§ **Brief**
Looking at the entries below, state how many lines contain the word "terapia". Give the number alone.

═══

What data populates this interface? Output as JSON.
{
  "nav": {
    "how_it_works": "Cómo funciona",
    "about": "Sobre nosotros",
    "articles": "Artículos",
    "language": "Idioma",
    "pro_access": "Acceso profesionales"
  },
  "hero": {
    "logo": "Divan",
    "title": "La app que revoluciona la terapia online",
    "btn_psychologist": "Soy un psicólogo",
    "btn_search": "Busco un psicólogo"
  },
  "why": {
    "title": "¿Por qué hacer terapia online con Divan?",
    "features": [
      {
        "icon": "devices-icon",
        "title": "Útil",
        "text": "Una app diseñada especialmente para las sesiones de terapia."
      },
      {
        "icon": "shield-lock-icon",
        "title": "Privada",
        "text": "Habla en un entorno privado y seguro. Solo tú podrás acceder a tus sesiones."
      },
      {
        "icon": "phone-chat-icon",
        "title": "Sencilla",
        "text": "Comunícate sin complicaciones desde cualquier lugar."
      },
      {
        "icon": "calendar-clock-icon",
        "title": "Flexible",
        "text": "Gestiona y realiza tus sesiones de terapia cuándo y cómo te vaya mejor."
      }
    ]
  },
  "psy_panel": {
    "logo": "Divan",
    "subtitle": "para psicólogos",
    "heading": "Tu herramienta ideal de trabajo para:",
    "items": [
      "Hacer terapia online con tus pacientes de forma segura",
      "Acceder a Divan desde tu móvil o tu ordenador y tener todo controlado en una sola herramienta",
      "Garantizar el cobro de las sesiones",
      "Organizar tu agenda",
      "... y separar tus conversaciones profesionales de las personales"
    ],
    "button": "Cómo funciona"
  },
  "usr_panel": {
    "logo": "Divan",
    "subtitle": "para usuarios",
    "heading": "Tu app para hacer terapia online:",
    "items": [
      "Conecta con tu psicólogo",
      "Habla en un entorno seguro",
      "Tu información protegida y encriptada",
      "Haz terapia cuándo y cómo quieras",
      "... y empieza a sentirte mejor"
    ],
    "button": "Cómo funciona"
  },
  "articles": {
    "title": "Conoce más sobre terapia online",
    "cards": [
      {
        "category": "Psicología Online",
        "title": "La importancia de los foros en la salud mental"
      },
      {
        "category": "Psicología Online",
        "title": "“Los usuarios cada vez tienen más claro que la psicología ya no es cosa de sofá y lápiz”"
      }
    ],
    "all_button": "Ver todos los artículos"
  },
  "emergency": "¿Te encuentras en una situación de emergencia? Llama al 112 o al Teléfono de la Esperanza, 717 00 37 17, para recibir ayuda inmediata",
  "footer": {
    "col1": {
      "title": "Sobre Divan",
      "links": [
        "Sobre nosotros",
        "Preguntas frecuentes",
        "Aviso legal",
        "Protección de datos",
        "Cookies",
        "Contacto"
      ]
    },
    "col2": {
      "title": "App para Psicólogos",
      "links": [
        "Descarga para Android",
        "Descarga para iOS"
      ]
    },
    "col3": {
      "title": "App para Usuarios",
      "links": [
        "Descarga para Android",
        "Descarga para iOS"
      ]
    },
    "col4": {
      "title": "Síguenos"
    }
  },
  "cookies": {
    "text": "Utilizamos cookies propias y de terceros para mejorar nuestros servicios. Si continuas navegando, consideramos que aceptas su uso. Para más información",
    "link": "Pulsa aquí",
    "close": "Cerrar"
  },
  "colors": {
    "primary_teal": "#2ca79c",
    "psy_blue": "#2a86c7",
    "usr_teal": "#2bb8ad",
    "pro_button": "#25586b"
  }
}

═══

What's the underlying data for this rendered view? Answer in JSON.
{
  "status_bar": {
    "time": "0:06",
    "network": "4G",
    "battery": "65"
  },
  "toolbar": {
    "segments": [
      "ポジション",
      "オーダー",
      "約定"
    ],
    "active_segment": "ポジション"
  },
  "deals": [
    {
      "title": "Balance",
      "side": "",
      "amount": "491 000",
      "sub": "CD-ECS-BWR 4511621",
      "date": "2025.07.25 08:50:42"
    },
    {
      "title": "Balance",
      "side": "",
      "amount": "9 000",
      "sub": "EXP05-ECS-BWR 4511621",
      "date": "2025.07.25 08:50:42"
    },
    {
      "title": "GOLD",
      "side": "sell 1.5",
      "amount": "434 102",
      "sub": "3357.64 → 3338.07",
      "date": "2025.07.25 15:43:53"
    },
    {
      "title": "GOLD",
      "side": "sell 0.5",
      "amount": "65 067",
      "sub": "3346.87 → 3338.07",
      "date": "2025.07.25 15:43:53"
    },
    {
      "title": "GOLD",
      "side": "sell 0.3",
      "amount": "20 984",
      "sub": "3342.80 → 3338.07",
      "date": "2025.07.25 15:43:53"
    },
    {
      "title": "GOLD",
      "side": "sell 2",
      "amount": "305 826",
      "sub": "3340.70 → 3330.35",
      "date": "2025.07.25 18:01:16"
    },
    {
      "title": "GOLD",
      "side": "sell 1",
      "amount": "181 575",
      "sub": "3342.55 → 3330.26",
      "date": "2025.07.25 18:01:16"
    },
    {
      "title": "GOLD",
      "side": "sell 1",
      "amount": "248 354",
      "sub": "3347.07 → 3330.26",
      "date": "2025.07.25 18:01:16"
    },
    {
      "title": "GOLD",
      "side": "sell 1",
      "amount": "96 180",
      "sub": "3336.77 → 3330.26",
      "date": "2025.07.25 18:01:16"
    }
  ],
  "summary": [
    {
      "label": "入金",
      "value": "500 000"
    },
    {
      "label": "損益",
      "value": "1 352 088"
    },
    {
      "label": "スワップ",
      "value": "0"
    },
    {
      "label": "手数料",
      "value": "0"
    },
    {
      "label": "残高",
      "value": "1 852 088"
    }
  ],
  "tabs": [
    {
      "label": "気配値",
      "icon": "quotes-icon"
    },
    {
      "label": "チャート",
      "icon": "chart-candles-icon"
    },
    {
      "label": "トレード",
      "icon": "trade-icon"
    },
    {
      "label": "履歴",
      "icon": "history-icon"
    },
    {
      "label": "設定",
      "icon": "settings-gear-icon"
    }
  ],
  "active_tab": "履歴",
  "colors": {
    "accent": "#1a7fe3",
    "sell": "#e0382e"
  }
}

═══

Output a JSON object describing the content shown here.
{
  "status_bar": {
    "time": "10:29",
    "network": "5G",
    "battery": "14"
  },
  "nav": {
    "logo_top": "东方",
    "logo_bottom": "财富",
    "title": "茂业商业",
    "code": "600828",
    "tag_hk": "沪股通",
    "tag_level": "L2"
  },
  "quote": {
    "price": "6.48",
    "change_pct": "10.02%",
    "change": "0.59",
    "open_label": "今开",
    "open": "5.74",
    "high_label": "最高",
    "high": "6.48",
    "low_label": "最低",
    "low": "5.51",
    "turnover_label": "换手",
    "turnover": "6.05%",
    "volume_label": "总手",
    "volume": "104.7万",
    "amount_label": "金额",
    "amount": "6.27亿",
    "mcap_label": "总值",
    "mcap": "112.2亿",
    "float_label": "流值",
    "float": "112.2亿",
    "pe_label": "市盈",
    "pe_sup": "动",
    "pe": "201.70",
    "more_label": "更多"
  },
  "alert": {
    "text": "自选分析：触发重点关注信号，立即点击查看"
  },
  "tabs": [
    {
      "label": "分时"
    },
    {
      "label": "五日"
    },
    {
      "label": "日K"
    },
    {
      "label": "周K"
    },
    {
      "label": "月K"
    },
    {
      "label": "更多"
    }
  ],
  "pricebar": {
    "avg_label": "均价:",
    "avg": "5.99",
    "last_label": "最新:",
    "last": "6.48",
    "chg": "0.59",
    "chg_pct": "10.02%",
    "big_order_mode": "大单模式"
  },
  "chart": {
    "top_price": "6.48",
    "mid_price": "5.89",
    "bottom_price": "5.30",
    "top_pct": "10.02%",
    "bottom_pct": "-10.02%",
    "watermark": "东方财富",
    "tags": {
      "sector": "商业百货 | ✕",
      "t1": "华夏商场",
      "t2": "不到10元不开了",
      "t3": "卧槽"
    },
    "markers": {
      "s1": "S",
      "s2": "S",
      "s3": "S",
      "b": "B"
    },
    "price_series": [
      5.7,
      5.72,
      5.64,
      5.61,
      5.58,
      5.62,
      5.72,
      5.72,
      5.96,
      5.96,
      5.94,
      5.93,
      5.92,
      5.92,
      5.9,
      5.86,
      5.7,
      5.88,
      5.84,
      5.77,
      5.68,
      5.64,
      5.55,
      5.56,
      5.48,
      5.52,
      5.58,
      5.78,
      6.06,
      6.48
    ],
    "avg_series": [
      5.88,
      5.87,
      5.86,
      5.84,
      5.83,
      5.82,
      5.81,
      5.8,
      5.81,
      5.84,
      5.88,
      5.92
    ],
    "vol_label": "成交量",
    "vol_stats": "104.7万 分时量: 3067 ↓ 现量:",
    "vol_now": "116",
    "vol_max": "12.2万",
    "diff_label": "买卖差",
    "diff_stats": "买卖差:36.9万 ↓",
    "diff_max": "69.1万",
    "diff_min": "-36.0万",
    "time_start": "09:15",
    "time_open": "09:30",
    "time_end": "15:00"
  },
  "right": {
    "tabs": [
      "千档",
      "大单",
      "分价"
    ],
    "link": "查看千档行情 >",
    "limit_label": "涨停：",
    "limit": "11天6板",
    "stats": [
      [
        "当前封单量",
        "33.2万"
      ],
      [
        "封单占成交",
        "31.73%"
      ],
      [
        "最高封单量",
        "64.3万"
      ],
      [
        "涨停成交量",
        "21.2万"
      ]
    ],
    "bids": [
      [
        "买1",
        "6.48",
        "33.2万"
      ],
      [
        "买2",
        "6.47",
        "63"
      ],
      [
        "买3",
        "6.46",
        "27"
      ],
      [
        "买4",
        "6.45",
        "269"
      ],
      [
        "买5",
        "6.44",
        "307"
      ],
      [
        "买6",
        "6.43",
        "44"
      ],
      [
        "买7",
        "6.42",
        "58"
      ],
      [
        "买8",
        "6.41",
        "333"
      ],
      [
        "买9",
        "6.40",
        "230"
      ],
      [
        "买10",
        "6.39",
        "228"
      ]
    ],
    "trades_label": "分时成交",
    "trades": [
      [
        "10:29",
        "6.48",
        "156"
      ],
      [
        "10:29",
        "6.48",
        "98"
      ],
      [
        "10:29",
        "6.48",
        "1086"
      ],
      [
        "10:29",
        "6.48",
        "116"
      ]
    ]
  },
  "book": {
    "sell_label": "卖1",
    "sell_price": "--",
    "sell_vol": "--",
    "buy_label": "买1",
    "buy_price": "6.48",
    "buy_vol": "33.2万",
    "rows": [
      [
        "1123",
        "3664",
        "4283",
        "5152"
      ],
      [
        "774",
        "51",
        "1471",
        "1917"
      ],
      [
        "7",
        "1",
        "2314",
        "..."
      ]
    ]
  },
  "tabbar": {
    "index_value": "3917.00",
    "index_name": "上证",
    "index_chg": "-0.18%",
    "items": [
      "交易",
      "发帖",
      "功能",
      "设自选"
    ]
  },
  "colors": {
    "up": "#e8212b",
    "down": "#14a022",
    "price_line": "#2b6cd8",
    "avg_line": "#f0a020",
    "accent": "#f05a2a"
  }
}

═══

§ **Response**
8